EXERCISE DIRECTIONS
The answer is one number: how many lines in the data below hold "drucken".

MATERIAL SHOWN
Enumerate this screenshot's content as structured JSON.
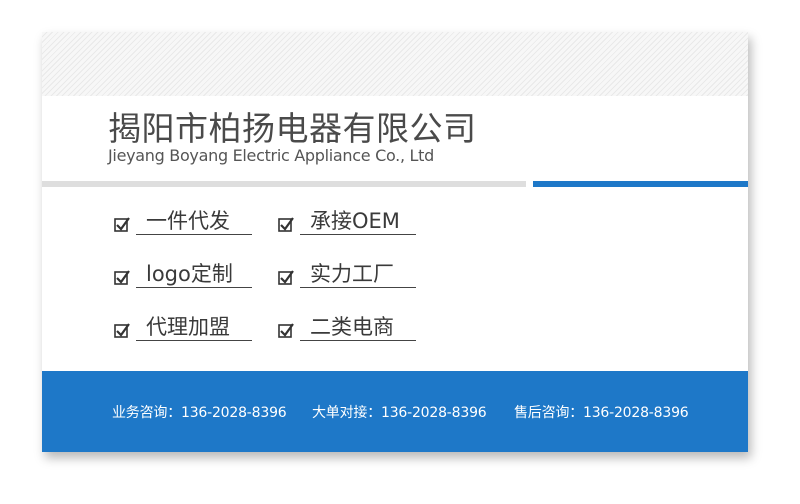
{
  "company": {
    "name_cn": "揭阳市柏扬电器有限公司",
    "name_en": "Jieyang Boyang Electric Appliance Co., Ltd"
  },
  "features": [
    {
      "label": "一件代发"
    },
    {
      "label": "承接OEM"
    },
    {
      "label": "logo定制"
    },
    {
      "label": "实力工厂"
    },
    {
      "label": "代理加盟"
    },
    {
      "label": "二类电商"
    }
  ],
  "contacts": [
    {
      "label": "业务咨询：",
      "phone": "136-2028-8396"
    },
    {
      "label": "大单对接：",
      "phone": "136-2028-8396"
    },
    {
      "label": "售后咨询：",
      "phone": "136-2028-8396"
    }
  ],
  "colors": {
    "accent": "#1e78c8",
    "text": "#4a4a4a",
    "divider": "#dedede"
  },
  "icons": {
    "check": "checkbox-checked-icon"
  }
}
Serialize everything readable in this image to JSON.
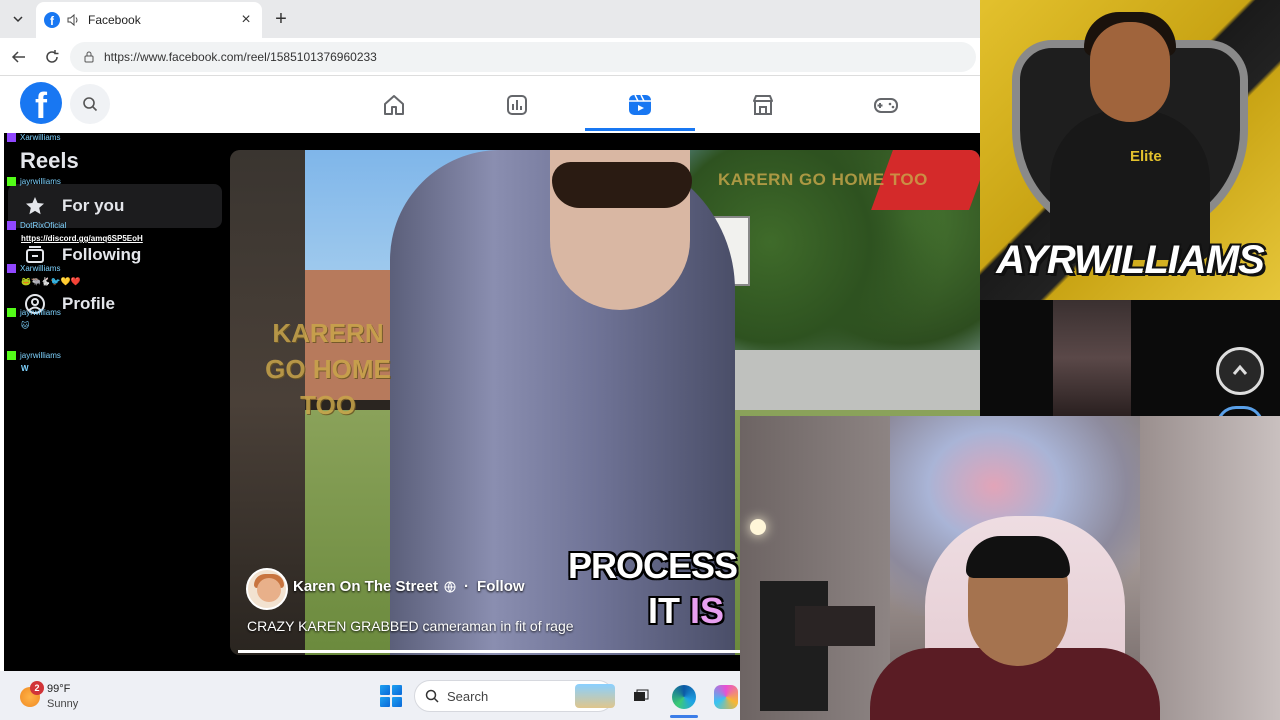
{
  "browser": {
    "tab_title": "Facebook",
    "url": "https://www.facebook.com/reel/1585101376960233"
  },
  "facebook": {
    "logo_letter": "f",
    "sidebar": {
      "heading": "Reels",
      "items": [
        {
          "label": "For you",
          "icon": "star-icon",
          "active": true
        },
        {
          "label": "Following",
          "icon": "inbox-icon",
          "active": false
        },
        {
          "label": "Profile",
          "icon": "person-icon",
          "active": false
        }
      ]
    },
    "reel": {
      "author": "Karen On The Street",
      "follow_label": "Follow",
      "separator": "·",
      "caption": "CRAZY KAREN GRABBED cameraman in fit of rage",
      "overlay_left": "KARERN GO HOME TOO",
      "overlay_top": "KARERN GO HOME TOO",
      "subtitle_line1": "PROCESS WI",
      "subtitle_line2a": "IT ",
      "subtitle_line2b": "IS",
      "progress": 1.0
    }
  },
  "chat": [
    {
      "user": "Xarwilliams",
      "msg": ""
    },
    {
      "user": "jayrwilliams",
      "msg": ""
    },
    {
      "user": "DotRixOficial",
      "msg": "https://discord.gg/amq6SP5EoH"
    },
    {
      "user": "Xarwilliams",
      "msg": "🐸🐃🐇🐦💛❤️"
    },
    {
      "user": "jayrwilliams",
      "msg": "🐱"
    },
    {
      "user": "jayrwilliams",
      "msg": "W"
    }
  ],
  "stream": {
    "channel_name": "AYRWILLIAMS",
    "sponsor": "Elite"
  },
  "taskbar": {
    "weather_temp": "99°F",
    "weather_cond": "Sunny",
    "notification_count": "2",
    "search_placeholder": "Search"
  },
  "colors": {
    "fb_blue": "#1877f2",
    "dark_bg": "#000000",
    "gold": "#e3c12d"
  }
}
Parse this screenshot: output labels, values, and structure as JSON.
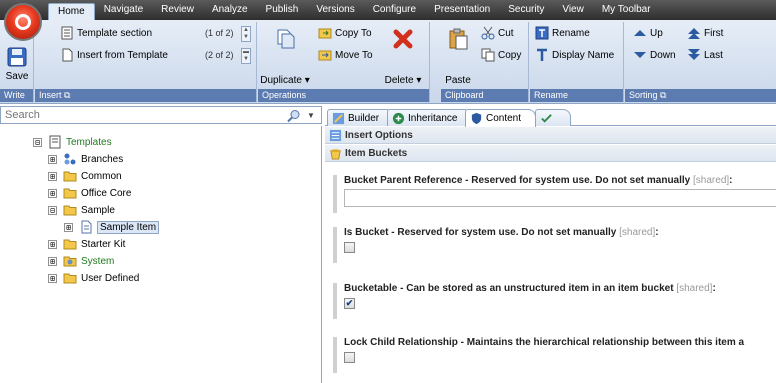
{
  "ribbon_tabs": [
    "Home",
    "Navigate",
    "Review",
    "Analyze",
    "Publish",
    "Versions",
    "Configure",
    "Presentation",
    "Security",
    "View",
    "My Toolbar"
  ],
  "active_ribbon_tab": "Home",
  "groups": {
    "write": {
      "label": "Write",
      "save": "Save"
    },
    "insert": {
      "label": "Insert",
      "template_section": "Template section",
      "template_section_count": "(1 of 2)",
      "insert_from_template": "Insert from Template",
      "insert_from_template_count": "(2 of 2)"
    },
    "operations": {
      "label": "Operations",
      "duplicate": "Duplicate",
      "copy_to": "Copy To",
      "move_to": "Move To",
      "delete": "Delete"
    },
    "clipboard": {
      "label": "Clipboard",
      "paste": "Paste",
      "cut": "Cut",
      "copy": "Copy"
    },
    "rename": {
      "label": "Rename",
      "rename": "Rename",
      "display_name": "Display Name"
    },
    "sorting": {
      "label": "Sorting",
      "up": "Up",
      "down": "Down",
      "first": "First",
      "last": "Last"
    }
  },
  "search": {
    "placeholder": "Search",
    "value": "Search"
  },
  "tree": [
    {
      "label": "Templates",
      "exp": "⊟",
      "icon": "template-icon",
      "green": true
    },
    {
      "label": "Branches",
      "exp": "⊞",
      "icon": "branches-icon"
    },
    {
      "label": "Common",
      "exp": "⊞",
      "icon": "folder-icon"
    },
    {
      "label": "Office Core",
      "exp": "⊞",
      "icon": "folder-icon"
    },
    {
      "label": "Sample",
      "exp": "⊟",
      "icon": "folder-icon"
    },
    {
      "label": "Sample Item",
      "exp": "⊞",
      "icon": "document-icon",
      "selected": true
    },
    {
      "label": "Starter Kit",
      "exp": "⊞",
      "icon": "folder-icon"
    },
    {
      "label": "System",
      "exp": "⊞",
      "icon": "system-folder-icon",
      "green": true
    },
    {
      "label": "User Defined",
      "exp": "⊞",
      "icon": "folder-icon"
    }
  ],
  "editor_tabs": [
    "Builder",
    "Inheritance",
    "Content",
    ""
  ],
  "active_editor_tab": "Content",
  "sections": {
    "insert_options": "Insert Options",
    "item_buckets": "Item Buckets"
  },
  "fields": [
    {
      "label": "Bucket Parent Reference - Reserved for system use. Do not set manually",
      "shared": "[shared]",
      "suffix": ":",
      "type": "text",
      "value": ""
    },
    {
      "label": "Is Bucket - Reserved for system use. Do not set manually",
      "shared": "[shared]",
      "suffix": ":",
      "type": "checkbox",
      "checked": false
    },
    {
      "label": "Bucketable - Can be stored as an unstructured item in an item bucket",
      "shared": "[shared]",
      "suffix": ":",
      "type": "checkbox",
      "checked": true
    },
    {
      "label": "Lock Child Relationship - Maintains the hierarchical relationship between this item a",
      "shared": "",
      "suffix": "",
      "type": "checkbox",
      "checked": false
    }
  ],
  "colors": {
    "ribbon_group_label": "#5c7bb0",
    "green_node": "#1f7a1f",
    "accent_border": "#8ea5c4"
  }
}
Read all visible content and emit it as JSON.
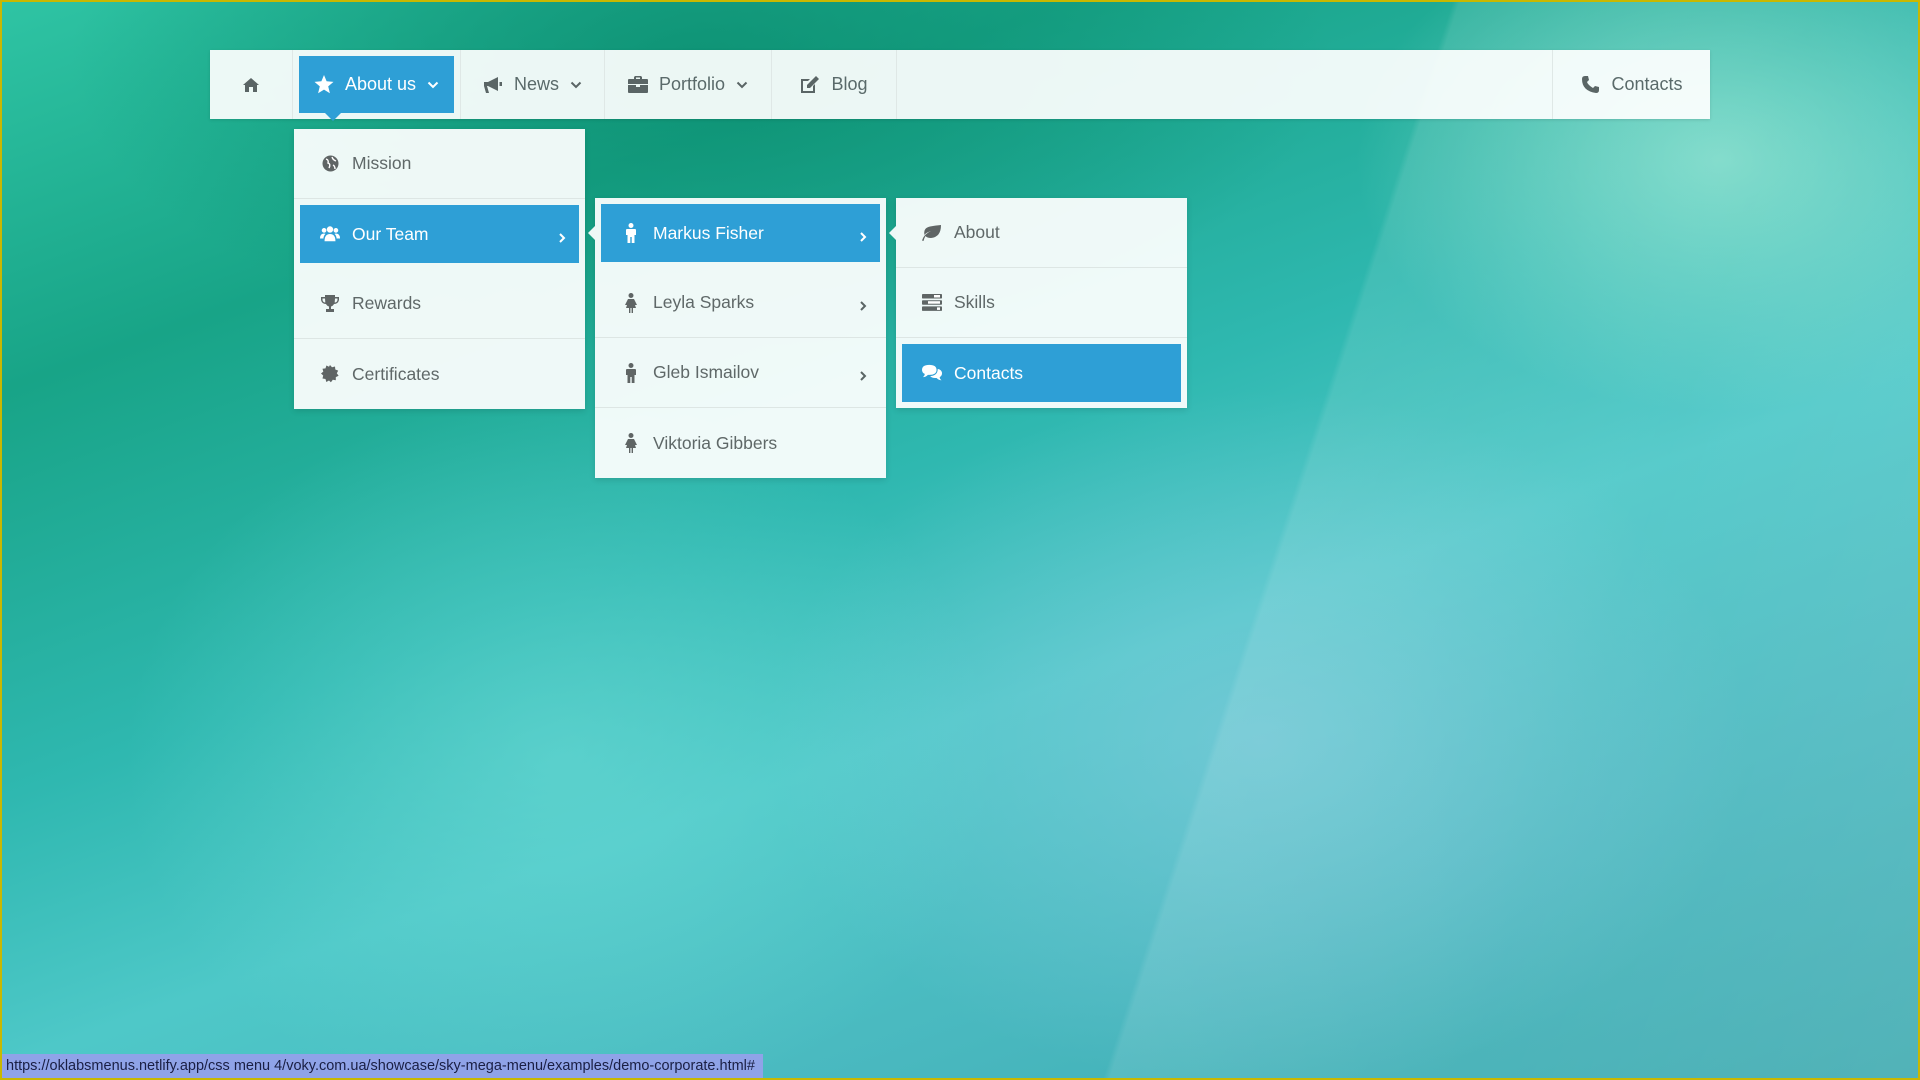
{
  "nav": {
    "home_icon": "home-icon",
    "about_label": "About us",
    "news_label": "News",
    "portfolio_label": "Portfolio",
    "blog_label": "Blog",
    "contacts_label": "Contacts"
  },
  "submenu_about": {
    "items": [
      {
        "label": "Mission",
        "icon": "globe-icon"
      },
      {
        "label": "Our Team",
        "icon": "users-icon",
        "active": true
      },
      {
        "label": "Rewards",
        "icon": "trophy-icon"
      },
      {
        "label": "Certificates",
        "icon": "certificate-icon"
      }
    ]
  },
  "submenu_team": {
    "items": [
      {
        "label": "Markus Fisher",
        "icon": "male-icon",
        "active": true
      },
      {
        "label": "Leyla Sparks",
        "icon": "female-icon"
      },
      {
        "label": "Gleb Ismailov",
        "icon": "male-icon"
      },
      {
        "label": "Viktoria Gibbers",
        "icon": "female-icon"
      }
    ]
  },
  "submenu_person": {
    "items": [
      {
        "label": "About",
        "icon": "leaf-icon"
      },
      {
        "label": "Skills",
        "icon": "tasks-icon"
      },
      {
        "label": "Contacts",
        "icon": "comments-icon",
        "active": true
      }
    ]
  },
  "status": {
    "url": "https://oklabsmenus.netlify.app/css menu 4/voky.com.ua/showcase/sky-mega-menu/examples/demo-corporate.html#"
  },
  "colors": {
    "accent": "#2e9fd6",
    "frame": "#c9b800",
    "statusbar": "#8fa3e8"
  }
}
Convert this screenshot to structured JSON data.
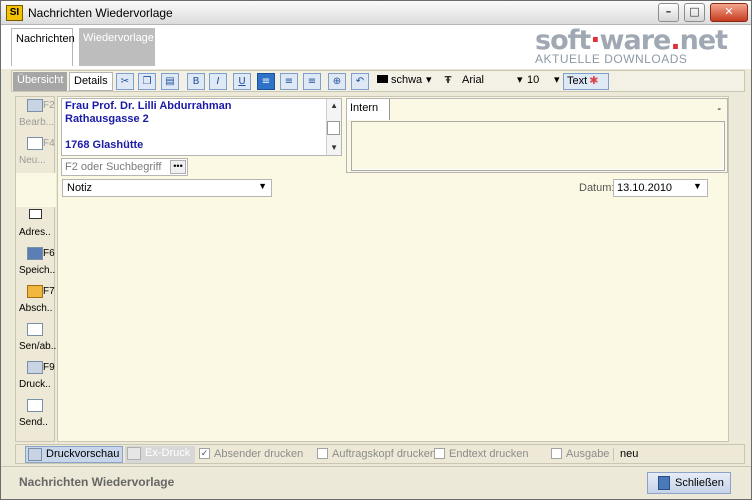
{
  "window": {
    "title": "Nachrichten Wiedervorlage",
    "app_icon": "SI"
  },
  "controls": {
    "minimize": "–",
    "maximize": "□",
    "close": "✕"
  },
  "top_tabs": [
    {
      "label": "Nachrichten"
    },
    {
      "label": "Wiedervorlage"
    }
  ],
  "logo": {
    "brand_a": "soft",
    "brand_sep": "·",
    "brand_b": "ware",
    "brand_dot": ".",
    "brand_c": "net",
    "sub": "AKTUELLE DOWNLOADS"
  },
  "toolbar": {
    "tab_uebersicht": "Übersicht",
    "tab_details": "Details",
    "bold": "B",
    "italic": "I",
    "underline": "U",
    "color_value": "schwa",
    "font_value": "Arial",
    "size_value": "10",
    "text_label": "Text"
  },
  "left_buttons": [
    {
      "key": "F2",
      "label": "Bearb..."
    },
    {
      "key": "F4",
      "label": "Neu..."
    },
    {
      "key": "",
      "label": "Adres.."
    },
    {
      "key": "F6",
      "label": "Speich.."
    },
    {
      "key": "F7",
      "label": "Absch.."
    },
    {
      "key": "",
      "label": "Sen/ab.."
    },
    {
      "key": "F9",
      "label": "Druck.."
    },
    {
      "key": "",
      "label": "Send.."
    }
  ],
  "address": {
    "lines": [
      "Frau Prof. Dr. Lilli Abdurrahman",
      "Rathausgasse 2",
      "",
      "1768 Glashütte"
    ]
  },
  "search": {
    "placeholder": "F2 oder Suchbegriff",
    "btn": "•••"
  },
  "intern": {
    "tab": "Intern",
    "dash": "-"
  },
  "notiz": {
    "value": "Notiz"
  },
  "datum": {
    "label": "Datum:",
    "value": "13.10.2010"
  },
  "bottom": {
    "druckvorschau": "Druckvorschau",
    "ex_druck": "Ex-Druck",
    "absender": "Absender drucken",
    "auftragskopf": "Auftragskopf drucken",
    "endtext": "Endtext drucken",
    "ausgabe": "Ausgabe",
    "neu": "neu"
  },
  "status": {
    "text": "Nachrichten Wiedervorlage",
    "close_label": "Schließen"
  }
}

YOUR RESPONSE
3